Separately, Zoellick disclosed that Sudanese officials had told him yesterday that they would welcome an expanded African Union peacekeeping force in Sudan's troubled Darfur region and would accept a NATO role in facilitating that expansion. Zoellick recently returned from a trip to Sudan, where he pressed the government to take steps to demonstrate it was willing to end the suffering in Darfur, where government-armed Arab militia have attacked mostly black African villagers, driving 2 million from their homes into sprawling and decrepit camps. He added that U.S. officials were also making progress in discussions with rebels who have been battling the government.
"This is a devil of a difficult problem," he said, saying he did not want to overstate the results. "But I am pleased we are making some progress on this."

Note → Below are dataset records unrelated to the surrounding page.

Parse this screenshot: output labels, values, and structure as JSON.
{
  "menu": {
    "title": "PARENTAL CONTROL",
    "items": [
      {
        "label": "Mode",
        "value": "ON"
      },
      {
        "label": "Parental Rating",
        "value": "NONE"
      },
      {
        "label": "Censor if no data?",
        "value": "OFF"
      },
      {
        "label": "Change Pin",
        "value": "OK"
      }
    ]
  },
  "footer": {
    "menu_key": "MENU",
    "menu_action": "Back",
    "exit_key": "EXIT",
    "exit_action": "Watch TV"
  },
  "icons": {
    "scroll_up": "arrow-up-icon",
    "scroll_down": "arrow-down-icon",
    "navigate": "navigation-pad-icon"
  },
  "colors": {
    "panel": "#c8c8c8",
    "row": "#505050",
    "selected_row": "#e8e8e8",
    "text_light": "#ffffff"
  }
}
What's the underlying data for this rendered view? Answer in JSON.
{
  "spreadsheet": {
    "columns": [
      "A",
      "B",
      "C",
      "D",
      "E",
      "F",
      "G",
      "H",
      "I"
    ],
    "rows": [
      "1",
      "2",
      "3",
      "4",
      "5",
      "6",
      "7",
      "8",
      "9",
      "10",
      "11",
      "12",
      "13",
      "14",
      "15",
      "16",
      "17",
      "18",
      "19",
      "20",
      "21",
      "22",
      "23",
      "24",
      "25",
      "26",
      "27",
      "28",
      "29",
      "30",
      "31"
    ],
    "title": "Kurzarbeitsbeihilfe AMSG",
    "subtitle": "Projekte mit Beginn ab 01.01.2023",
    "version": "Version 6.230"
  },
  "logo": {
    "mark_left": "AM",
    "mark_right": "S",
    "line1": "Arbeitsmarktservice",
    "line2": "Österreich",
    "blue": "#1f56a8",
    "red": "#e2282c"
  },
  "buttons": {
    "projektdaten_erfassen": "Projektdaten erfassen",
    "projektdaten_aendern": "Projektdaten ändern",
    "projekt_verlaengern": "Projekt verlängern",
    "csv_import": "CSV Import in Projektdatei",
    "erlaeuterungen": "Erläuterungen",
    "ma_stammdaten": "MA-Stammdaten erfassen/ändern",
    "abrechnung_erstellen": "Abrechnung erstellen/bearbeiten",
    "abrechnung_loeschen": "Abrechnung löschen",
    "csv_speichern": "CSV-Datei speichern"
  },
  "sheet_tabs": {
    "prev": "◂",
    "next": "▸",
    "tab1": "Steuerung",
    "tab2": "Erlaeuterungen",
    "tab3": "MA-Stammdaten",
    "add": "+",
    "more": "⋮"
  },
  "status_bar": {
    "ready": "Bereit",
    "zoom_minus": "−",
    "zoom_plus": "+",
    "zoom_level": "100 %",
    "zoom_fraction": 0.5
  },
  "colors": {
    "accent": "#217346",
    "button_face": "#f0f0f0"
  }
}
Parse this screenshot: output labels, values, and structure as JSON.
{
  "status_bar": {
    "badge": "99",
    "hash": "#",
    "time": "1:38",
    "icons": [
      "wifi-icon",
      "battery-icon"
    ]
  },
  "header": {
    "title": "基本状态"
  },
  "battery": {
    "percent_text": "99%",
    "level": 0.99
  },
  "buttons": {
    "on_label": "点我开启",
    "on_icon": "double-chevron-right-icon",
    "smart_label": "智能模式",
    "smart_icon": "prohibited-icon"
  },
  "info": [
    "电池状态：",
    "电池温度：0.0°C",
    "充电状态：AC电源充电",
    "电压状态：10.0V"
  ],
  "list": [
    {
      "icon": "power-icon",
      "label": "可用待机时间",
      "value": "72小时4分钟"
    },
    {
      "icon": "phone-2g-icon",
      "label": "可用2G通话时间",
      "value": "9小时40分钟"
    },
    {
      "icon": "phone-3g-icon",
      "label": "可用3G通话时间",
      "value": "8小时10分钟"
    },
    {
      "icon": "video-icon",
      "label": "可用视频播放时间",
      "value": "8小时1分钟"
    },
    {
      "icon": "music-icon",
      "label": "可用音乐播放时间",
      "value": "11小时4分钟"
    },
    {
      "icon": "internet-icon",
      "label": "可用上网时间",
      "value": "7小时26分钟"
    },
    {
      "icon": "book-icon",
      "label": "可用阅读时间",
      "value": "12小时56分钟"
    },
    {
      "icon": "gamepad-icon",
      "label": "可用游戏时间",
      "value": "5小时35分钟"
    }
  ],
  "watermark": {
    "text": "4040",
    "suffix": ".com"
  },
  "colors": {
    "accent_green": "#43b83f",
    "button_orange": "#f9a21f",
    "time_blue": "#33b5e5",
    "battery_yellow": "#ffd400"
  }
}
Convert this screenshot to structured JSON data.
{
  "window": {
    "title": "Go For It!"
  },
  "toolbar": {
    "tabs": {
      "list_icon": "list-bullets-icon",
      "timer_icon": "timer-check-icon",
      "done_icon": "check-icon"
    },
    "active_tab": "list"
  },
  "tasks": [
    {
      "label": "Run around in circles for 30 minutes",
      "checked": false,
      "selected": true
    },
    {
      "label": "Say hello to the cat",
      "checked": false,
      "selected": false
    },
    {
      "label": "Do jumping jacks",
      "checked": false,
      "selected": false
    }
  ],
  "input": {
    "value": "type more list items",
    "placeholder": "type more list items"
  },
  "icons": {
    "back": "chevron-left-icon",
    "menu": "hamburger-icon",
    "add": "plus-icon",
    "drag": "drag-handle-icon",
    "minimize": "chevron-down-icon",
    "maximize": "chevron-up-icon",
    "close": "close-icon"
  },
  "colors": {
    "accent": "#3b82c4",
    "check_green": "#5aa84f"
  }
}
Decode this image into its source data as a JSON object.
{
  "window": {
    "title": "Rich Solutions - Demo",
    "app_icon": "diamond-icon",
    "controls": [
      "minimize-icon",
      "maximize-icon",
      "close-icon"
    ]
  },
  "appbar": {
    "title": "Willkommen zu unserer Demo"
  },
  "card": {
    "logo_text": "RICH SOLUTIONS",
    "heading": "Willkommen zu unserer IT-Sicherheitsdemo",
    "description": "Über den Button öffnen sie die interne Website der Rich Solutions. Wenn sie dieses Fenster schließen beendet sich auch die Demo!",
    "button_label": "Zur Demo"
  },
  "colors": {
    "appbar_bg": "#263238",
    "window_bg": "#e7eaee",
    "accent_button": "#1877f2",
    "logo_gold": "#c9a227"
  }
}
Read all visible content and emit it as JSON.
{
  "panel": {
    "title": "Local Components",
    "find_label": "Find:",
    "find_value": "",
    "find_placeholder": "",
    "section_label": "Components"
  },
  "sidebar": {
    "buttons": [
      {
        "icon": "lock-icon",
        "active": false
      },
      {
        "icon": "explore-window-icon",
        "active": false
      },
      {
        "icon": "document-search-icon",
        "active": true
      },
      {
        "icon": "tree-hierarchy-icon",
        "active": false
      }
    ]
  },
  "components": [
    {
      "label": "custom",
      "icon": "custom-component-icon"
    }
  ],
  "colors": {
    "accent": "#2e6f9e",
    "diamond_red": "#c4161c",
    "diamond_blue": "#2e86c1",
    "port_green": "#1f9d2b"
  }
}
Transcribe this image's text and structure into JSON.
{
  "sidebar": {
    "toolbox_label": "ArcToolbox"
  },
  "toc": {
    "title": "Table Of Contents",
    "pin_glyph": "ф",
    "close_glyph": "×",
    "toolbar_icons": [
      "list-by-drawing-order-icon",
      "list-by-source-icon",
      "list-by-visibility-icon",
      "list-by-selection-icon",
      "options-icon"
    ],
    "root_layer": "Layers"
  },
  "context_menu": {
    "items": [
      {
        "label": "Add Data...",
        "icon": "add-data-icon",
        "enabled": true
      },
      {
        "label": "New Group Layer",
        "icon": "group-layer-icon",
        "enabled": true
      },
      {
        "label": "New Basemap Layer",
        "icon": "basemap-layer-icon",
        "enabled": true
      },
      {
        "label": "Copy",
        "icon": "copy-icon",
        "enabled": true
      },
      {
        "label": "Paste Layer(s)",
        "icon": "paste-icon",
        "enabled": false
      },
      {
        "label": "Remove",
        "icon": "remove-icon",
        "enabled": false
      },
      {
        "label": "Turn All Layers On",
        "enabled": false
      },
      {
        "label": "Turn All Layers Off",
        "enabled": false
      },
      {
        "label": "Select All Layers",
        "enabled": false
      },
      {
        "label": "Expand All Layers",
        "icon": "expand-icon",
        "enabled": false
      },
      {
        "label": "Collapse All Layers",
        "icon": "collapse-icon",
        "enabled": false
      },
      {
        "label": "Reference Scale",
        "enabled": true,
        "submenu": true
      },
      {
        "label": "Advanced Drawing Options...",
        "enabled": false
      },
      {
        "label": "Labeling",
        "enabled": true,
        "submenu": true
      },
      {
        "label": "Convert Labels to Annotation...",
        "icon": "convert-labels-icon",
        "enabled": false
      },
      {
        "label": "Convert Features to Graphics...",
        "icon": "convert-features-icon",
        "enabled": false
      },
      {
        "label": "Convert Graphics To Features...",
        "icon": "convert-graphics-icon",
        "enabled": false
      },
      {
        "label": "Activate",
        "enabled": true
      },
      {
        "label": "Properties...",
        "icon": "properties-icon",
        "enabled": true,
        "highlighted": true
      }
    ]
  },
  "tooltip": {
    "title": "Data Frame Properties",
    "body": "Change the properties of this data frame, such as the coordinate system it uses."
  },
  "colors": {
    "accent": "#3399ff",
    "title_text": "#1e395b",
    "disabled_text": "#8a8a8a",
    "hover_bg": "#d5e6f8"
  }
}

The Bush administration, which has spent $95 million to help set up camps for African Union forces, is seeking another $50 million to $60 million to assist with the rapid expansion from about 2,200 troops currently to 7,700 by the end of September, officials said.
Zoellick, the number two U.S. diplomat, will visit Indonesia, Thailand, Malaysia, Vietnam, Singapore and the Philippines. "Part of what I will be doing is trying to work, particularly in Indonesia, on the pivot from the immediate humanitarian support to how this fits into the reconstruction effort," he said.
Zoellick said Indonesia is the linchpin of the region, given its size and also its status as the world's largest Muslim country. He planned to visit Sumatra's Aceh region, which suffered the greatest loss of life in the tsunami, to assess the pace and needs of the reconstruction effort.
On the economic front, Zoellick noted that China, the United States and the region have what he called "triangular trade flows" in which many of the exports from China to the United States are assembled from commodities or parts that originated in Southeast Asia. So he planned to make the case that the U.S. market "is not only important to China's growth, but it is important to Southeast Asia's growth."
In Vietnam, Zoellick will mark the 10th anniversary of U.S.-Vietnamese diplomatic relations after the Vietnam War, which ended 30 years ago. Zoellick said a high-level Vietnamese official may soon visit the United States to help strengthen ties. "They want to have a very good and strong relationship because they don't want to be totally dependent on China," he said.